Problem
The answer must be every entry, given again word for word.

:: Available data

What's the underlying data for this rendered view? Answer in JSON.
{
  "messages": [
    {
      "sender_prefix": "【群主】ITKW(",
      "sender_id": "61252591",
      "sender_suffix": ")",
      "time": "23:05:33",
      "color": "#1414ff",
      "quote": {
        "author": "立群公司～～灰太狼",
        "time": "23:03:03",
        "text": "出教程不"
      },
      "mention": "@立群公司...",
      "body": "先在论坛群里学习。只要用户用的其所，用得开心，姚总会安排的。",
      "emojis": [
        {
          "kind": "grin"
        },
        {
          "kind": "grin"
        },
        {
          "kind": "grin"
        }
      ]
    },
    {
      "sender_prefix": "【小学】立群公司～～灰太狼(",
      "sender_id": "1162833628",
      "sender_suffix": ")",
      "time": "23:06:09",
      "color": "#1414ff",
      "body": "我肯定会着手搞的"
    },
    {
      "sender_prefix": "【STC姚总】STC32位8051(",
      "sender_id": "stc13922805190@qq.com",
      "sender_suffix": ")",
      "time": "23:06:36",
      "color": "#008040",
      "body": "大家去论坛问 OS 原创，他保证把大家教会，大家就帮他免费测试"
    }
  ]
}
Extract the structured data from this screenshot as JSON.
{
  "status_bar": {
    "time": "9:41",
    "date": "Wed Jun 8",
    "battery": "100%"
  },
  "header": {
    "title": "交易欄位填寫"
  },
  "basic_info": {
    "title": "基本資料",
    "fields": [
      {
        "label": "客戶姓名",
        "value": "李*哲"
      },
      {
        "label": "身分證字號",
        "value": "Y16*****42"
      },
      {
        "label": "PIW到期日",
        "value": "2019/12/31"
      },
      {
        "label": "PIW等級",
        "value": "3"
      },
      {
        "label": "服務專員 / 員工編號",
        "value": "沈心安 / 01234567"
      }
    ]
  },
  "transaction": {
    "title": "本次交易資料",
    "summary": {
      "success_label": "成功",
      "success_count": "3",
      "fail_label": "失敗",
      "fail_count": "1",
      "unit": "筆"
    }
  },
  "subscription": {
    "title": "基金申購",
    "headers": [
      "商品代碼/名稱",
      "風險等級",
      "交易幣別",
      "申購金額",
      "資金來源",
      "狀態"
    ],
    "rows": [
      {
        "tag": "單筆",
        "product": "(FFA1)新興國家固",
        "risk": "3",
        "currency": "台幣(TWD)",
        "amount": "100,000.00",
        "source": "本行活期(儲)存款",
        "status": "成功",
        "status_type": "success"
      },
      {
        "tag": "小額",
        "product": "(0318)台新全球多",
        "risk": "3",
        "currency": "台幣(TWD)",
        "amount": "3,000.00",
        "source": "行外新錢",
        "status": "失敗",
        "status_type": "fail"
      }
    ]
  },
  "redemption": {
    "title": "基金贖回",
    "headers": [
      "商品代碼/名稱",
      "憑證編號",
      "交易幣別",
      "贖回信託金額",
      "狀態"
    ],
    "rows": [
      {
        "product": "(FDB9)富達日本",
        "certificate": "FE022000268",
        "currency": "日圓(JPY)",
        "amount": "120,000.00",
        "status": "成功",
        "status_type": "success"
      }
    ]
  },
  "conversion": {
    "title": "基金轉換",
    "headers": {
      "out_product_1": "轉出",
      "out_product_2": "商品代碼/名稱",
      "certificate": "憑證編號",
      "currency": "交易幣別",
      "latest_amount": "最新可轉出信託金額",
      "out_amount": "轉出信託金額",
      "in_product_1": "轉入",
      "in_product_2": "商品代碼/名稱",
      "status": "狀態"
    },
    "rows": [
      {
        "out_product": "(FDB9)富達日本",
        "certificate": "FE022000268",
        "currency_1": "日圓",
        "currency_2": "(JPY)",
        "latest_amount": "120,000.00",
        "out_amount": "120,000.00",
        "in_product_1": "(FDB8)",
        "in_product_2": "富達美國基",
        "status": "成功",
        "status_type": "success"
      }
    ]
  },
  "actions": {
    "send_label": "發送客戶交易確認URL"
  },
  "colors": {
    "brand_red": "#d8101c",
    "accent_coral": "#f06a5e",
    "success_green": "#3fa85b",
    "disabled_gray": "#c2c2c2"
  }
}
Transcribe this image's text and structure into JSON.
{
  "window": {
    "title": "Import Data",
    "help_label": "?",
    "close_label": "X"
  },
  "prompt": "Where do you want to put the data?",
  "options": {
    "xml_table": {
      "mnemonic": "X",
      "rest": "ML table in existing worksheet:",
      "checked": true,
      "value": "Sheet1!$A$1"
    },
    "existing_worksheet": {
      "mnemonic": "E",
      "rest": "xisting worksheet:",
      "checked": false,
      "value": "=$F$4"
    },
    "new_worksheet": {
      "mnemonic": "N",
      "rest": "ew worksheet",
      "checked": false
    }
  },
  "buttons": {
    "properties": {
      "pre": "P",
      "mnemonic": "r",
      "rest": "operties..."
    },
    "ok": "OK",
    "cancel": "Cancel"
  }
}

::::

Output below
What's the underlying data for this rendered view? Answer in JSON.
{
  "messages": [
    {
      "sender_prefix": "【群主】ITKW(",
      "sender_id": "61252591",
      "sender_suffix": ")",
      "time": "23:05:33",
      "color": "#1414ff",
      "quote": {
        "author": "立群公司～～灰太狼",
        "time": "23:03:03",
        "text": "出教程不"
      },
      "mention": "@立群公司...",
      "body": "先在论坛群里学习。只要用户用的其所，用得开心，姚总会安排的。",
      "emojis": [
        {
          "kind": "grin"
        },
        {
          "kind": "grin"
        },
        {
          "kind": "grin"
        }
      ]
    },
    {
      "sender_prefix": "【小学】立群公司～～灰太狼(",
      "sender_id": "1162833628",
      "sender_suffix": ")",
      "time": "23:06:09",
      "color": "#1414ff",
      "body": "我肯定会着手搞的"
    },
    {
      "sender_prefix": "【STC姚总】STC32位8051(",
      "sender_id": "stc13922805190@qq.com",
      "sender_suffix": ")",
      "time": "23:06:36",
      "color": "#008040",
      "body": "大家去论坛问 OS 原创，他保证把大家教会，大家就帮他免费测试"
    }
  ]
}
Extract the structured data from this screenshot as JSON.
{
  "status_bar": {
    "time": "9:41",
    "date": "Wed Jun 8",
    "battery": "100%"
  },
  "header": {
    "title": "交易欄位填寫"
  },
  "basic_info": {
    "title": "基本資料",
    "fields": [
      {
        "label": "客戶姓名",
        "value": "李*哲"
      },
      {
        "label": "身分證字號",
        "value": "Y16*****42"
      },
      {
        "label": "PIW到期日",
        "value": "2019/12/31"
      },
      {
        "label": "PIW等級",
        "value": "3"
      },
      {
        "label": "服務專員 / 員工編號",
        "value": "沈心安 / 01234567"
      }
    ]
  },
  "transaction": {
    "title": "本次交易資料",
    "summary": {
      "success_label": "成功",
      "success_count": "3",
      "fail_label": "失敗",
      "fail_count": "1",
      "unit": "筆"
    }
  },
  "subscription": {
    "title": "基金申購",
    "headers": [
      "商品代碼/名稱",
      "風險等級",
      "交易幣別",
      "申購金額",
      "資金來源",
      "狀態"
    ],
    "rows": [
      {
        "tag": "單筆",
        "product": "(FFA1)新興國家固",
        "risk": "3",
        "currency": "台幣(TWD)",
        "amount": "100,000.00",
        "source": "本行活期(儲)存款",
        "status": "成功",
        "status_type": "success"
      },
      {
        "tag": "小額",
        "product": "(0318)台新全球多",
        "risk": "3",
        "currency": "台幣(TWD)",
        "amount": "3,000.00",
        "source": "行外新錢",
        "status": "失敗",
        "status_type": "fail"
      }
    ]
  },
  "redemption": {
    "title": "基金贖回",
    "headers": [
      "商品代碼/名稱",
      "憑證編號",
      "交易幣別",
      "贖回信託金額",
      "狀態"
    ],
    "rows": [
      {
        "product": "(FDB9)富達日本",
        "certificate": "FE022000268",
        "currency": "日圓(JPY)",
        "amount": "120,000.00",
        "status": "成功",
        "status_type": "success"
      }
    ]
  },
  "conversion": {
    "title": "基金轉換",
    "headers": {
      "out_product_1": "轉出",
      "out_product_2": "商品代碼/名稱",
      "certificate": "憑證編號",
      "currency": "交易幣別",
      "latest_amount": "最新可轉出信託金額",
      "out_amount": "轉出信託金額",
      "in_product_1": "轉入",
      "in_product_2": "商品代碼/名稱",
      "status": "狀態"
    },
    "rows": [
      {
        "out_product": "(FDB9)富達日本",
        "certificate": "FE022000268",
        "currency_1": "日圓",
        "currency_2": "(JPY)",
        "latest_amount": "120,000.00",
        "out_amount": "120,000.00",
        "in_product_1": "(FDB8)",
        "in_product_2": "富達美國基",
        "status": "成功",
        "status_type": "success"
      }
    ]
  },
  "actions": {
    "send_label": "發送客戶交易確認URL"
  },
  "colors": {
    "brand_red": "#d8101c",
    "accent_coral": "#f06a5e",
    "success_green": "#3fa85b",
    "disabled_gray": "#c2c2c2"
  }
}
Transcribe this image's text and structure into JSON.
{
  "window": {
    "title": "Import Data",
    "help_label": "?",
    "close_label": "X"
  },
  "prompt": "Where do you want to put the data?",
  "options": {
    "xml_table": {
      "mnemonic": "X",
      "rest": "ML table in existing worksheet:",
      "checked": true,
      "value": "Sheet1!$A$1"
    },
    "existing_worksheet": {
      "mnemonic": "E",
      "rest": "xisting worksheet:",
      "checked": false,
      "value": "=$F$4"
    },
    "new_worksheet": {
      "mnemonic": "N",
      "rest": "ew worksheet",
      "checked": false
    }
  },
  "buttons": {
    "properties": {
      "pre": "P",
      "mnemonic": "r",
      "rest": "operties..."
    },
    "ok": "OK",
    "cancel": "Cancel"
  }
}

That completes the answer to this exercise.